  • Securely store all keys, ID badges, and visitor passes.
  • Do not allow anyone, even persons you recognize, to "tailgate" through a security barrier.
  • If authorized by the Post Orders, request that the person allow a visual inspection of any bags, unsealed boxes, briefcases, or other containers they carry. If they are carrying an empty container into the facility, they may be planning on filling it with the client's property!


Reporting serves to alert others about a creeper and can lead to the arrest and conviction of creepers. Because a guard's report may be used in a court of law, it is extremely important that the report be complete and accurate. A vigilant security guard will include as many of the following facts in their reports as possible.

Who is the person? Give a detailed description. Get their name and address. Describe the person's clothing, appearance, height, weight, hair and eye color, age, race, sex, and any distinguishing characteristics (i.e. facial hair, tattoos, piercings, scars, moles, warts, etc.).

What did the person do? Describe their actions and behavior. Did they sit in a lobby chair and read a magazine or did they wander around the lobby and rush towards doors that were opened? Did the person appear nervous or confident? Were they furtive or rowdy? In what way did they pass through a security barrier? Did they have a security barrier key or key code? Did they "tailgate" through the barrier behind an authorized person? Were they seen carrying any property out of the premises? Try to give a clear picture of their actions.

Where was the person? Were they only seen in the lobby or were they observed entering a doorway or walking down a corridor? Perhaps they were seen walking down a hallway and entering an office? Whose office? At what spot in the hallway were they first seen? Be precise. The exact location can be vital to a criminal investigation.

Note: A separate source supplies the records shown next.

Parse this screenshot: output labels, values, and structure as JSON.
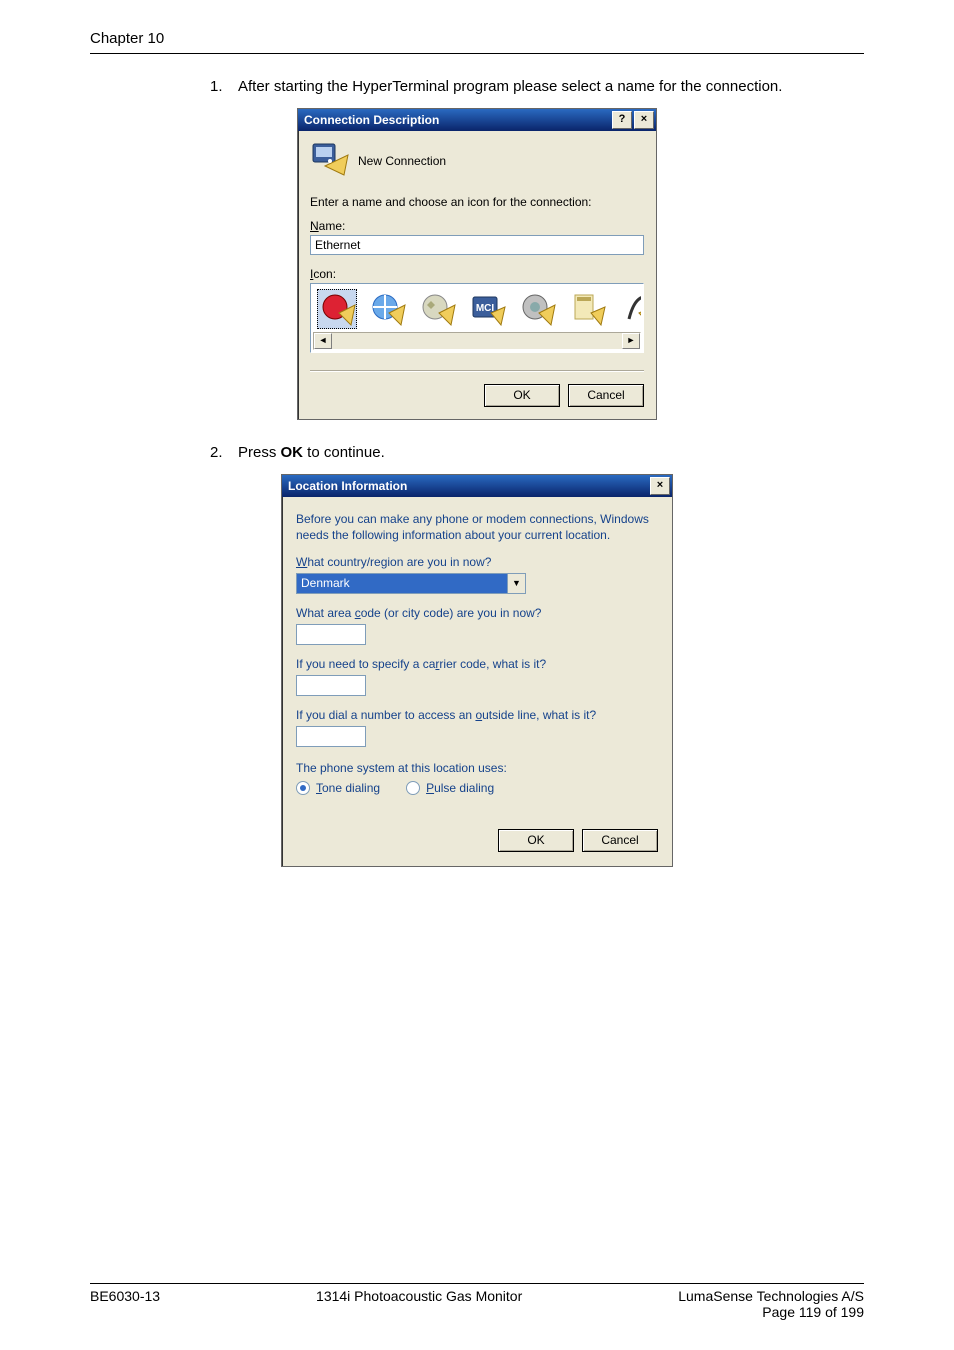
{
  "header": {
    "chapter": "Chapter 10"
  },
  "steps": {
    "s1_num": "1.",
    "s1_text": "After starting the HyperTerminal program please select a name for the connection.",
    "s2_num": "2.",
    "s2_text_prefix": "Press ",
    "s2_text_bold": "OK",
    "s2_text_suffix": " to continue."
  },
  "dialog1": {
    "title": "Connection Description",
    "help_btn": "?",
    "close_btn": "×",
    "new_connection": "New Connection",
    "enter_name_label": "Enter a name and choose an icon for the connection:",
    "name_label_underline": "N",
    "name_label_rest": "ame:",
    "name_value": "Ethernet",
    "icon_label_underline": "I",
    "icon_label_rest": "con:",
    "scroll_left": "◄",
    "scroll_right": "►",
    "ok": "OK",
    "cancel": "Cancel"
  },
  "dialog2": {
    "title": "Location Information",
    "close_btn": "×",
    "intro": "Before you can make any phone or modem connections, Windows needs the following information about your current location.",
    "country_label_underline": "W",
    "country_label_rest": "hat country/region are you in now?",
    "country_value": "Denmark",
    "area_label_pre": "What area ",
    "area_label_underline": "c",
    "area_label_post": "ode (or city code) are you in now?",
    "carrier_label_pre": "If you need to specify a ca",
    "carrier_label_underline": "r",
    "carrier_label_post": "rier code, what is it?",
    "outside_label_pre": "If you dial a number to access an ",
    "outside_label_underline": "o",
    "outside_label_post": "utside line, what is it?",
    "phone_system_label": "The phone system at this location uses:",
    "tone_underline": "T",
    "tone_rest": "one dialing",
    "pulse_underline": "P",
    "pulse_rest": "ulse dialing",
    "ok": "OK",
    "cancel": "Cancel"
  },
  "footer": {
    "left": "BE6030-13",
    "center": "1314i Photoacoustic Gas Monitor",
    "right_line1": "LumaSense Technologies A/S",
    "right_line2": "Page 119 of 199"
  }
}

Notify neighboring facilities if a thief has struck at your facility. Cooperation counts in capturing a Creeper.

These are a few of the important observations that a good guard will record in a report. The Securitas Report Writing course has more advice on good report writing techniques.

How You Can Thwart Creepers

A Creeper might target any building, anywhere. As a worker in the building, it may seem that you are powerless to defend yourself against this sneak thief. Nothing could be further from the truth. In fact, you are the person with the most power to defeat this criminal. By following a few simple precautions, you can frustrate a Creeper's attempts at theft. Use these tactics to stop a Creeper cold.
  • Do not share keys, access cards, or access codes and never leave them lying around unattended. 
  • Do not open an access barrier for unauthorized persons. 
  • Report lost keys and access cards. 
  • Keep purses or wallets with you or locked in a drawer. 
  • Lock your door when you leave the office. 
  • Secure laptop computers and other devices to your desk with security cables or lock them in a drawer.
  • Mute your telephone or have your calls forwarded to you when you are out of your office (a ringing telephone can tip off a Creeper that your office is unoccupied). 
  • Report suspicious strangers to your supervisor and/or security personnel. 
  • Keep company information secure. Lock up data storage devices. Never share passwords or leave written copies unsecured (taping your password under your keyboard is a bad idea – it is one of the first places a thief will look).

What to Do If You Find a Creeper

If you see a crime being committed, do not attempt to apprehend the criminal. Your safety is far more valuable than any object. Follow these guidelines.
  • Do not confront or challenge the Creeper. 
  • Retreat to a safe area. 
  • Contact your supervisor and/or security personnel. 
  • As soon as possible, write down everything you saw; describe the event, the items stolen, and the thief in as much detail as you can.
*This guide is for informational purposes only and does not contain Securitas Canada's complete policy and procedures. For more information, contact your Supervisor or Branch Manager.